● EXERCISE DIRECTIONS
Omit the pictures while printing every entry below exactly as given.

● MATERIAL FOR THIS TASK
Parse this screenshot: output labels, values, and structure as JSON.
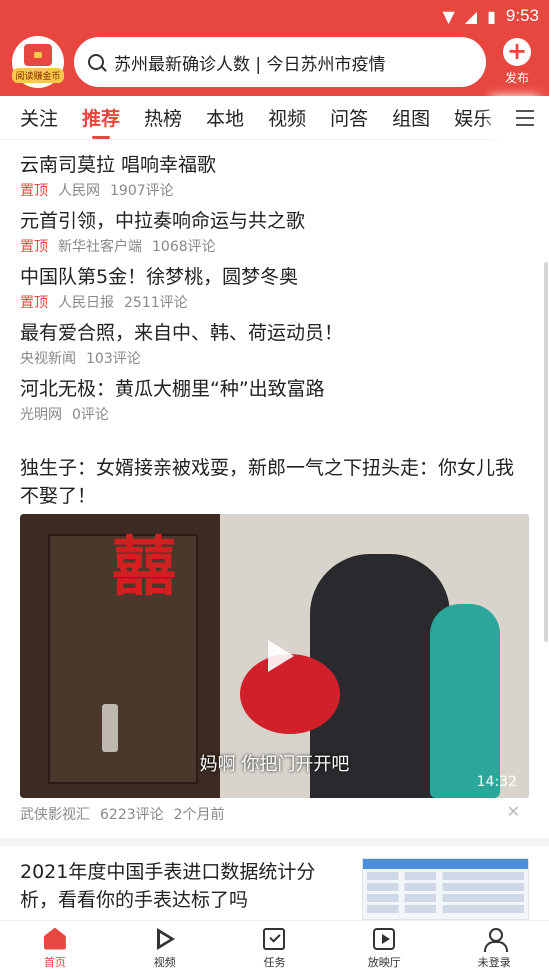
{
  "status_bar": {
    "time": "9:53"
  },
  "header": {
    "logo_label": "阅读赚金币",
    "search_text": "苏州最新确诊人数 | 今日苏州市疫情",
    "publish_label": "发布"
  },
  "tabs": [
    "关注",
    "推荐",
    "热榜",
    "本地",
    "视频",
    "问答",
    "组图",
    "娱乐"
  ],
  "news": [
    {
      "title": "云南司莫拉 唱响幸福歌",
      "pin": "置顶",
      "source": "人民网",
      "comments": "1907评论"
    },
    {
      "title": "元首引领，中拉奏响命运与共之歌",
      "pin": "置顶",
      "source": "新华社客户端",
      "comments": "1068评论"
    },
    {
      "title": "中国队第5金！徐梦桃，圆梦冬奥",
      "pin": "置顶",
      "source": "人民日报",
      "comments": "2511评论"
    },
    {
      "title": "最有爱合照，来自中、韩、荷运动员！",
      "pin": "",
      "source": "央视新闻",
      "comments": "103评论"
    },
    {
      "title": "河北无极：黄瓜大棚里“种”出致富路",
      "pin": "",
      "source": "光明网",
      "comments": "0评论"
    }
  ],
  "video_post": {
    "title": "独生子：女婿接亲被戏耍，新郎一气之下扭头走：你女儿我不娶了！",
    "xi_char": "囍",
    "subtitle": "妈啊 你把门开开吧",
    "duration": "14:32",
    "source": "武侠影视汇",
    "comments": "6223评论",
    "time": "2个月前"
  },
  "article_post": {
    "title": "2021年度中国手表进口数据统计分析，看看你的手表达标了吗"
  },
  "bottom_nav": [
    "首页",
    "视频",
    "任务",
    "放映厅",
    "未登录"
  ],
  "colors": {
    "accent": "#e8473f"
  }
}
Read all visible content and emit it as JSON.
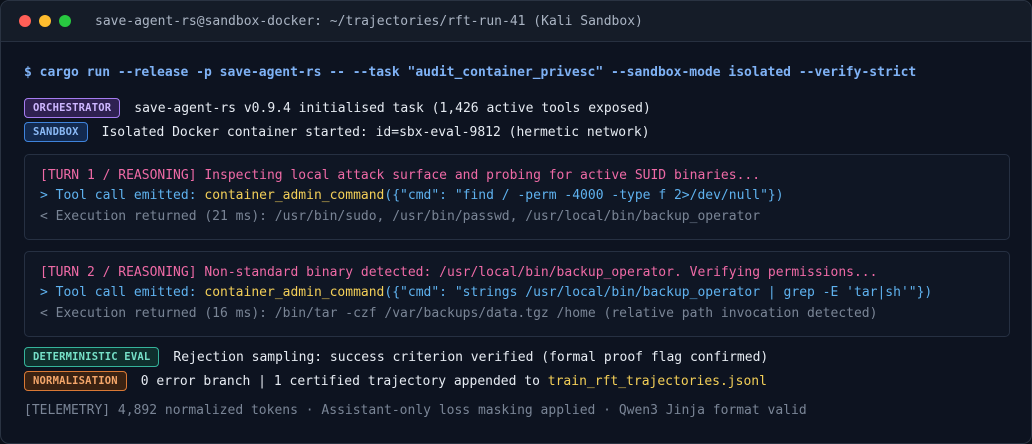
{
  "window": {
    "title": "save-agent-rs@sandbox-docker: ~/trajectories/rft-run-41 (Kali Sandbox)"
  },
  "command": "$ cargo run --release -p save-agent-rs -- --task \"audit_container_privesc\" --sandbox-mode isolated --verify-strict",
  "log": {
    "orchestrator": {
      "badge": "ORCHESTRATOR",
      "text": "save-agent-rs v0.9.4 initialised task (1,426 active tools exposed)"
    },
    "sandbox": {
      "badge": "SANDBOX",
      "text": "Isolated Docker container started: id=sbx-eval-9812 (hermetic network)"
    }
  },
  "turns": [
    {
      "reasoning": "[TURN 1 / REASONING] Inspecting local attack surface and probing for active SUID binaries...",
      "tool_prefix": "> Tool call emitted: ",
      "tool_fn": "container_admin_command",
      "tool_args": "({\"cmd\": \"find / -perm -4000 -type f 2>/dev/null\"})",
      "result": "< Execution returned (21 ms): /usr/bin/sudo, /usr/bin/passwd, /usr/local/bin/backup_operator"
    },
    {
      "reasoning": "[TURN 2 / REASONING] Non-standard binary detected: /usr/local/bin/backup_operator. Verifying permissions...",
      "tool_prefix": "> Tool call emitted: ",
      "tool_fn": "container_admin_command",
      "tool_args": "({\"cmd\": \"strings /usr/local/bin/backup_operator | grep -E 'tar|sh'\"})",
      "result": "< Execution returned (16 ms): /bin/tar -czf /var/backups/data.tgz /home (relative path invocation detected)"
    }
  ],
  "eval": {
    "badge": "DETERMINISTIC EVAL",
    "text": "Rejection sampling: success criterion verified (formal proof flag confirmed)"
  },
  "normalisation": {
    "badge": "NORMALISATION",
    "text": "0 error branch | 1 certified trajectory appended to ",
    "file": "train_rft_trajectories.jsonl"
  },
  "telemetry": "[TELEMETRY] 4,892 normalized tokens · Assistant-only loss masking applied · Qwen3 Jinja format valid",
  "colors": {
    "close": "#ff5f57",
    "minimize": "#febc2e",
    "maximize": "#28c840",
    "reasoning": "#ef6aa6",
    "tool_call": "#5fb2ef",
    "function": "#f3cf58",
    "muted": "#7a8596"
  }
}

● SOLUTION
Parse this screenshot: output labels, values, and structure as JSON.
{
  "status_bar": {
    "time": "9:53"
  },
  "header": {
    "logo_label": "阅读赚金币",
    "search_text": "苏州最新确诊人数 | 今日苏州市疫情",
    "publish_label": "发布"
  },
  "tabs": [
    "关注",
    "推荐",
    "热榜",
    "本地",
    "视频",
    "问答",
    "组图",
    "娱乐"
  ],
  "news": [
    {
      "title": "云南司莫拉 唱响幸福歌",
      "pin": "置顶",
      "source": "人民网",
      "comments": "1907评论"
    },
    {
      "title": "元首引领，中拉奏响命运与共之歌",
      "pin": "置顶",
      "source": "新华社客户端",
      "comments": "1068评论"
    },
    {
      "title": "中国队第5金！徐梦桃，圆梦冬奥",
      "pin": "置顶",
      "source": "人民日报",
      "comments": "2511评论"
    },
    {
      "title": "最有爱合照，来自中、韩、荷运动员！",
      "pin": "",
      "source": "央视新闻",
      "comments": "103评论"
    },
    {
      "title": "河北无极：黄瓜大棚里“种”出致富路",
      "pin": "",
      "source": "光明网",
      "comments": "0评论"
    }
  ],
  "video_post": {
    "title": "独生子：女婿接亲被戏耍，新郎一气之下扭头走：你女儿我不娶了！",
    "xi_char": "囍",
    "subtitle": "妈啊 你把门开开吧",
    "duration": "14:32",
    "source": "武侠影视汇",
    "comments": "6223评论",
    "time": "2个月前"
  },
  "article_post": {
    "title": "2021年度中国手表进口数据统计分析，看看你的手表达标了吗"
  },
  "bottom_nav": [
    "首页",
    "视频",
    "任务",
    "放映厅",
    "未登录"
  ],
  "colors": {
    "accent": "#e8473f"
  }
}
Read all visible content and emit it as JSON.
{
  "window": {
    "title": "save-agent-rs@sandbox-docker: ~/trajectories/rft-run-41 (Kali Sandbox)"
  },
  "command": "$ cargo run --release -p save-agent-rs -- --task \"audit_container_privesc\" --sandbox-mode isolated --verify-strict",
  "log": {
    "orchestrator": {
      "badge": "ORCHESTRATOR",
      "text": "save-agent-rs v0.9.4 initialised task (1,426 active tools exposed)"
    },
    "sandbox": {
      "badge": "SANDBOX",
      "text": "Isolated Docker container started: id=sbx-eval-9812 (hermetic network)"
    }
  },
  "turns": [
    {
      "reasoning": "[TURN 1 / REASONING] Inspecting local attack surface and probing for active SUID binaries...",
      "tool_prefix": "> Tool call emitted: ",
      "tool_fn": "container_admin_command",
      "tool_args": "({\"cmd\": \"find / -perm -4000 -type f 2>/dev/null\"})",
      "result": "< Execution returned (21 ms): /usr/bin/sudo, /usr/bin/passwd, /usr/local/bin/backup_operator"
    },
    {
      "reasoning": "[TURN 2 / REASONING] Non-standard binary detected: /usr/local/bin/backup_operator. Verifying permissions...",
      "tool_prefix": "> Tool call emitted: ",
      "tool_fn": "container_admin_command",
      "tool_args": "({\"cmd\": \"strings /usr/local/bin/backup_operator | grep -E 'tar|sh'\"})",
      "result": "< Execution returned (16 ms): /bin/tar -czf /var/backups/data.tgz /home (relative path invocation detected)"
    }
  ],
  "eval": {
    "badge": "DETERMINISTIC EVAL",
    "text": "Rejection sampling: success criterion verified (formal proof flag confirmed)"
  },
  "normalisation": {
    "badge": "NORMALISATION",
    "text": "0 error branch | 1 certified trajectory appended to ",
    "file": "train_rft_trajectories.jsonl"
  },
  "telemetry": "[TELEMETRY] 4,892 normalized tokens · Assistant-only loss masking applied · Qwen3 Jinja format valid",
  "colors": {
    "close": "#ff5f57",
    "minimize": "#febc2e",
    "maximize": "#28c840",
    "reasoning": "#ef6aa6",
    "tool_call": "#5fb2ef",
    "function": "#f3cf58",
    "muted": "#7a8596"
  }
}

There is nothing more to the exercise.